Bespoke is a small consultancy that is uncompromising about getting things done to the highest standard. We are hardworking and love to think through problems in a holistic way. We pride ourselves on an iterative and open creative process with our clients; leading to highly focused goals and actionable outcomes.

We are a nimble business with an outstanding network of independent creative collaborators who have an impressive breadth of expertise. We are also lucky enough to work with some incredible clients that have included: The Bentway, SAIC (The School of the Art Institute of Chicago), the Fogo Island Inn, the Toronto Biennial of Art, Teach for America, The W. Garfield Weston Foundation, Waterfront Toronto,  the MCA (Museum of Contemporary Art), Orchestras Canada, Canadian Stage, the Kennedy Center of the Performing Arts, Bruce Mau Design and the Canadian Songwriters Hall of Fame. 

Christina Bagatavicius’ Work with the MCA comes to Fruition

A rendering of the Commons, a hybrid lounge-workshop-performance space, which is being designed for the museum by the Mexico City design team Pedro y Juana, c/o New York Times.

A rendering of the Commons, a hybrid lounge-workshop-performance space, which is being designed for the museum by the Mexico City design team Pedro y Juana, c/o New York Times.

Over the last few years, Bespoke has had the opportunity to work with the MCA in Chicago  - a truly risk-taking and civically engaged contemporary art gallery. 

We are proud to have played a part in the planning for their new gathering place that is free to the public. In the words of the Director, Madeleine Grynsztejn, "Audiences today want a space where they can come together and interact. We are finding that people are really hungry for civil and civic dialogue - now more so than ever."

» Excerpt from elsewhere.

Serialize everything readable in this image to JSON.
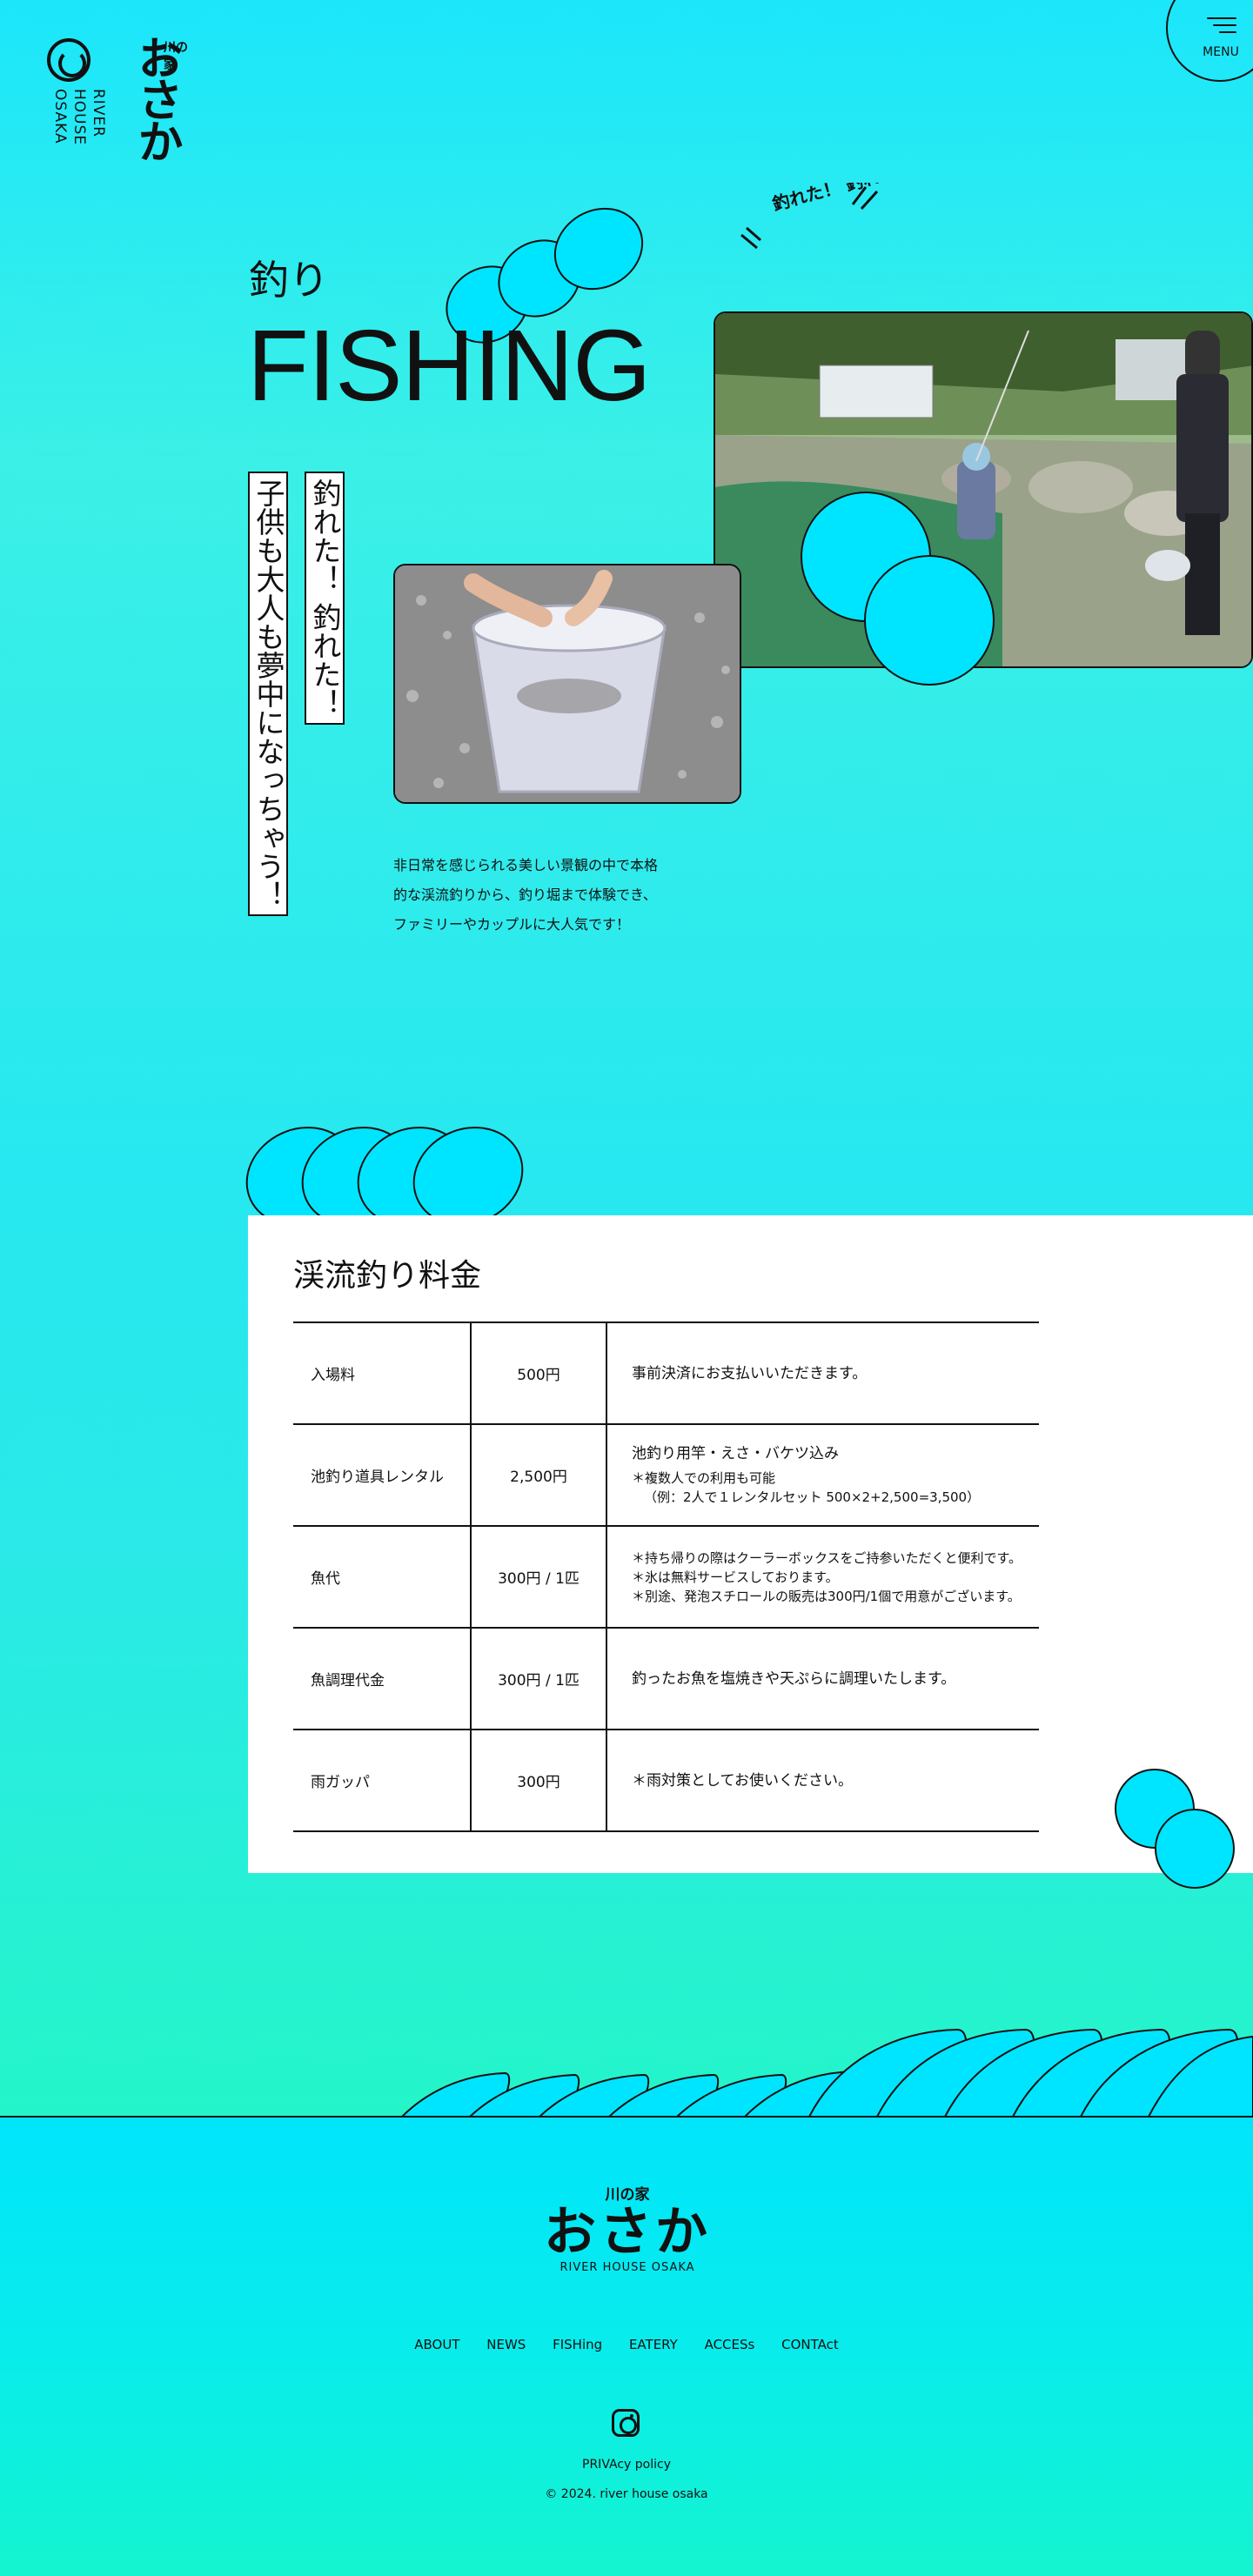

Working in close collaboration with their senior leadership team, Bespoke explored the possibilities for this audience engagement zone. Christina Bagatavicius facilitated an intensive design charrette that brought a mix of staff and cultural leaders together to explore potential futures for the vision and arrive at an exciting way forward.

For more information read the New York Times coverage of the project.

Source: http://mobile.nytimes.com/2016/11/24/arts/...

Sabrina Richard's Research on Experimental Urban Installations is published by Routledge

This long awaited feature of the Integral Urban House and the Energy Pavilion is now available in Healing Spaces, Modern Architecture, and the Body (2016) published by Routledge.  Edited by Professors Sarah Shrank and Didem Ekici, Healing Spaces brings together cutting-edge scholarship examining the myriad ways that architects, urban planners, medical practitioners, and everyday people have applied modern ideas about health and the body to the spaces of the city.

Sabrina's chapter, titled "Inputs, Outputs, Flows: The Bio-Architecture of Whole Systems Design, the Energy Pavilion and the Integral Urban House",  charts the cultural history of architecture as a ‘biotechnology’ operating on, protecting, and extending the notion of the human body in the ecological architecture of the 1970s.